■ **Try it**
Please write out every record exactly, but keep any images out of it.

_ _ _

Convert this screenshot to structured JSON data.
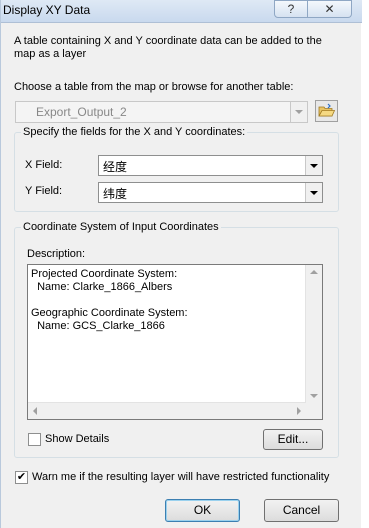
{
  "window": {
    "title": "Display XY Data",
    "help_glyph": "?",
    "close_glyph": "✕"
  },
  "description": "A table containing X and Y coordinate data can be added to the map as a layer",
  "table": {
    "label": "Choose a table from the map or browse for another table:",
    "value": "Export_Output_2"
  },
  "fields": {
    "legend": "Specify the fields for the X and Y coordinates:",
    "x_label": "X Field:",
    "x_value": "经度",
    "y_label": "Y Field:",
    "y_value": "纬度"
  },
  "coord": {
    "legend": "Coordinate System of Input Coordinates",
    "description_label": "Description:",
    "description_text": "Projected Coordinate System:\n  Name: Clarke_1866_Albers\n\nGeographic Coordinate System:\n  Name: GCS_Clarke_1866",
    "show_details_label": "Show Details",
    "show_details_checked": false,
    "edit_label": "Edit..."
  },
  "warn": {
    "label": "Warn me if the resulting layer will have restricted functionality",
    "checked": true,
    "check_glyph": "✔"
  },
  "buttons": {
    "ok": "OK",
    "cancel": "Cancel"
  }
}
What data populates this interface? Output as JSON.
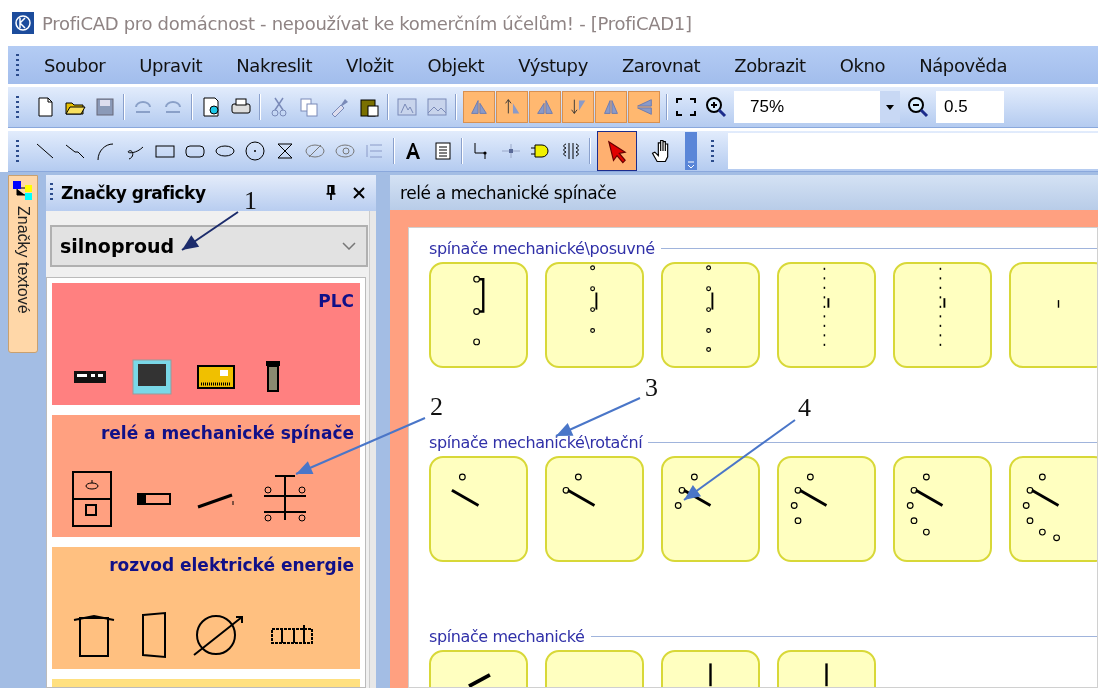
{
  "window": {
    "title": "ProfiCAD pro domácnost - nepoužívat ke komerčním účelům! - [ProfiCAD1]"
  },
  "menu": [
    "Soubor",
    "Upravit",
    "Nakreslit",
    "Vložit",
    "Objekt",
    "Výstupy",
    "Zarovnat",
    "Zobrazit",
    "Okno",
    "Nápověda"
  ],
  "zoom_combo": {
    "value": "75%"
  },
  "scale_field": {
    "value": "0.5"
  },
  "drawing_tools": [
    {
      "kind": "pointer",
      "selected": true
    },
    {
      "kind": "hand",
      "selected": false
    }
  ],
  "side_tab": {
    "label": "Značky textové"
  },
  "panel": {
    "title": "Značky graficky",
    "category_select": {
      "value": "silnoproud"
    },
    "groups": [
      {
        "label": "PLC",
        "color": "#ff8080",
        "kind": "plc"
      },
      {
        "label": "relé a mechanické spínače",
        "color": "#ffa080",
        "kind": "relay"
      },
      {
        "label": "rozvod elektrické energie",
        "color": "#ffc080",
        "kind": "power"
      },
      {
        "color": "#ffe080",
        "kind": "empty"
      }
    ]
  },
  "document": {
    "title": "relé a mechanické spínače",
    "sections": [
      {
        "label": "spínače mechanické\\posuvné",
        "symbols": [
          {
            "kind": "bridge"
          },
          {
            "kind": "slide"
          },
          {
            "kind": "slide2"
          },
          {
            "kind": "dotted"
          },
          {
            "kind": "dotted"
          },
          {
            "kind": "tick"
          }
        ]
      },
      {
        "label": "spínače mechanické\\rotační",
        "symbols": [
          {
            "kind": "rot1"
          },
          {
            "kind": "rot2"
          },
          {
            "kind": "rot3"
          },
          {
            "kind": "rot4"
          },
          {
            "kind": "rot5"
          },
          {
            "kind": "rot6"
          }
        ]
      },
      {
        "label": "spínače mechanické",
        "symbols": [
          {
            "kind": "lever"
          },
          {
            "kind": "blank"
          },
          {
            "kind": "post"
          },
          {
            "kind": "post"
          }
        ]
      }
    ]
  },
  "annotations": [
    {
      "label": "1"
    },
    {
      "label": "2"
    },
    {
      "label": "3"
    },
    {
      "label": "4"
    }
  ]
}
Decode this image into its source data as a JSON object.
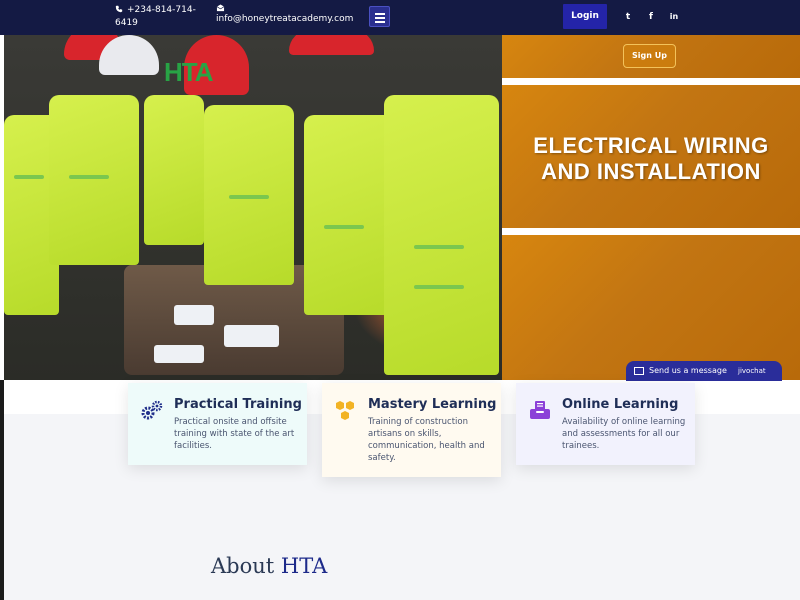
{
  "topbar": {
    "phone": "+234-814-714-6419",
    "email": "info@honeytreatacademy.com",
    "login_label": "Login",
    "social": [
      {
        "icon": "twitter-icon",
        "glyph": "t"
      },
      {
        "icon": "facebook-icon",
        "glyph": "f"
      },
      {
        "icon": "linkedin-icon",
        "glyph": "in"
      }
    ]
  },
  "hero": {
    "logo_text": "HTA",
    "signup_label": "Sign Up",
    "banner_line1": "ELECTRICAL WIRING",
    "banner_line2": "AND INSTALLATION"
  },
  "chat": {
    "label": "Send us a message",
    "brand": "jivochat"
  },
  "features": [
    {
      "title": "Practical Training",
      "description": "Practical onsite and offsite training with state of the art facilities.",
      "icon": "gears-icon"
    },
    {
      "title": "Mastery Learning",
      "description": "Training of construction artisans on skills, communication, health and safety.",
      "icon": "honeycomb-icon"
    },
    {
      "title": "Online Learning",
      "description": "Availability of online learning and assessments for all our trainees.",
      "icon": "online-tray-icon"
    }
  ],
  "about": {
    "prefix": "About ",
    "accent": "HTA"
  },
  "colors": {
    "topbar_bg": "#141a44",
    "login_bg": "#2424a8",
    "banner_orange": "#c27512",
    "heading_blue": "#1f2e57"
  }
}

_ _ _

■ **Task answer**
Convert this screenshot to structured JSON data.
{
  "window": {
    "title": "Display XY Data",
    "help_glyph": "?",
    "close_glyph": "✕"
  },
  "description": "A table containing X and Y coordinate data can be added to the map as a layer",
  "table": {
    "label": "Choose a table from the map or browse for another table:",
    "value": "Export_Output_2"
  },
  "fields": {
    "legend": "Specify the fields for the X and Y coordinates:",
    "x_label": "X Field:",
    "x_value": "经度",
    "y_label": "Y Field:",
    "y_value": "纬度"
  },
  "coord": {
    "legend": "Coordinate System of Input Coordinates",
    "description_label": "Description:",
    "description_text": "Projected Coordinate System:\n  Name: Clarke_1866_Albers\n\nGeographic Coordinate System:\n  Name: GCS_Clarke_1866",
    "show_details_label": "Show Details",
    "show_details_checked": false,
    "edit_label": "Edit..."
  },
  "warn": {
    "label": "Warn me if the resulting layer will have restricted functionality",
    "checked": true,
    "check_glyph": "✔"
  },
  "buttons": {
    "ok": "OK",
    "cancel": "Cancel"
  }
}
What data populates this interface? Output as JSON.
{
  "window": {
    "title": "ProfiCAD pro domácnost - nepoužívat ke komerčním účelům! - [ProfiCAD1]"
  },
  "menu": [
    "Soubor",
    "Upravit",
    "Nakreslit",
    "Vložit",
    "Objekt",
    "Výstupy",
    "Zarovnat",
    "Zobrazit",
    "Okno",
    "Nápověda"
  ],
  "zoom_combo": {
    "value": "75%"
  },
  "scale_field": {
    "value": "0.5"
  },
  "drawing_tools": [
    {
      "kind": "pointer",
      "selected": true
    },
    {
      "kind": "hand",
      "selected": false
    }
  ],
  "side_tab": {
    "label": "Značky textové"
  },
  "panel": {
    "title": "Značky graficky",
    "category_select": {
      "value": "silnoproud"
    },
    "groups": [
      {
        "label": "PLC",
        "color": "#ff8080",
        "kind": "plc"
      },
      {
        "label": "relé a mechanické spínače",
        "color": "#ffa080",
        "kind": "relay"
      },
      {
        "label": "rozvod elektrické energie",
        "color": "#ffc080",
        "kind": "power"
      },
      {
        "color": "#ffe080",
        "kind": "empty"
      }
    ]
  },
  "document": {
    "title": "relé a mechanické spínače",
    "sections": [
      {
        "label": "spínače mechanické\\posuvné",
        "symbols": [
          {
            "kind": "bridge"
          },
          {
            "kind": "slide"
          },
          {
            "kind": "slide2"
          },
          {
            "kind": "dotted"
          },
          {
            "kind": "dotted"
          },
          {
            "kind": "tick"
          }
        ]
      },
      {
        "label": "spínače mechanické\\rotační",
        "symbols": [
          {
            "kind": "rot1"
          },
          {
            "kind": "rot2"
          },
          {
            "kind": "rot3"
          },
          {
            "kind": "rot4"
          },
          {
            "kind": "rot5"
          },
          {
            "kind": "rot6"
          }
        ]
      },
      {
        "label": "spínače mechanické",
        "symbols": [
          {
            "kind": "lever"
          },
          {
            "kind": "blank"
          },
          {
            "kind": "post"
          },
          {
            "kind": "post"
          }
        ]
      }
    ]
  },
  "annotations": [
    {
      "label": "1"
    },
    {
      "label": "2"
    },
    {
      "label": "3"
    },
    {
      "label": "4"
    }
  ]
}
Decode this image into its source data as a JSON object.
{
  "topbar": {
    "phone": "+234-814-714-6419",
    "email": "info@honeytreatacademy.com",
    "login_label": "Login",
    "social": [
      {
        "icon": "twitter-icon",
        "glyph": "t"
      },
      {
        "icon": "facebook-icon",
        "glyph": "f"
      },
      {
        "icon": "linkedin-icon",
        "glyph": "in"
      }
    ]
  },
  "hero": {
    "logo_text": "HTA",
    "signup_label": "Sign Up",
    "banner_line1": "ELECTRICAL WIRING",
    "banner_line2": "AND INSTALLATION"
  },
  "chat": {
    "label": "Send us a message",
    "brand": "jivochat"
  },
  "features": [
    {
      "title": "Practical Training",
      "description": "Practical onsite and offsite training with state of the art facilities.",
      "icon": "gears-icon"
    },
    {
      "title": "Mastery Learning",
      "description": "Training of construction artisans on skills, communication, health and safety.",
      "icon": "honeycomb-icon"
    },
    {
      "title": "Online Learning",
      "description": "Availability of online learning and assessments for all our trainees.",
      "icon": "online-tray-icon"
    }
  ],
  "about": {
    "prefix": "About ",
    "accent": "HTA"
  },
  "colors": {
    "topbar_bg": "#141a44",
    "login_bg": "#2424a8",
    "banner_orange": "#c27512",
    "heading_blue": "#1f2e57"
  }
}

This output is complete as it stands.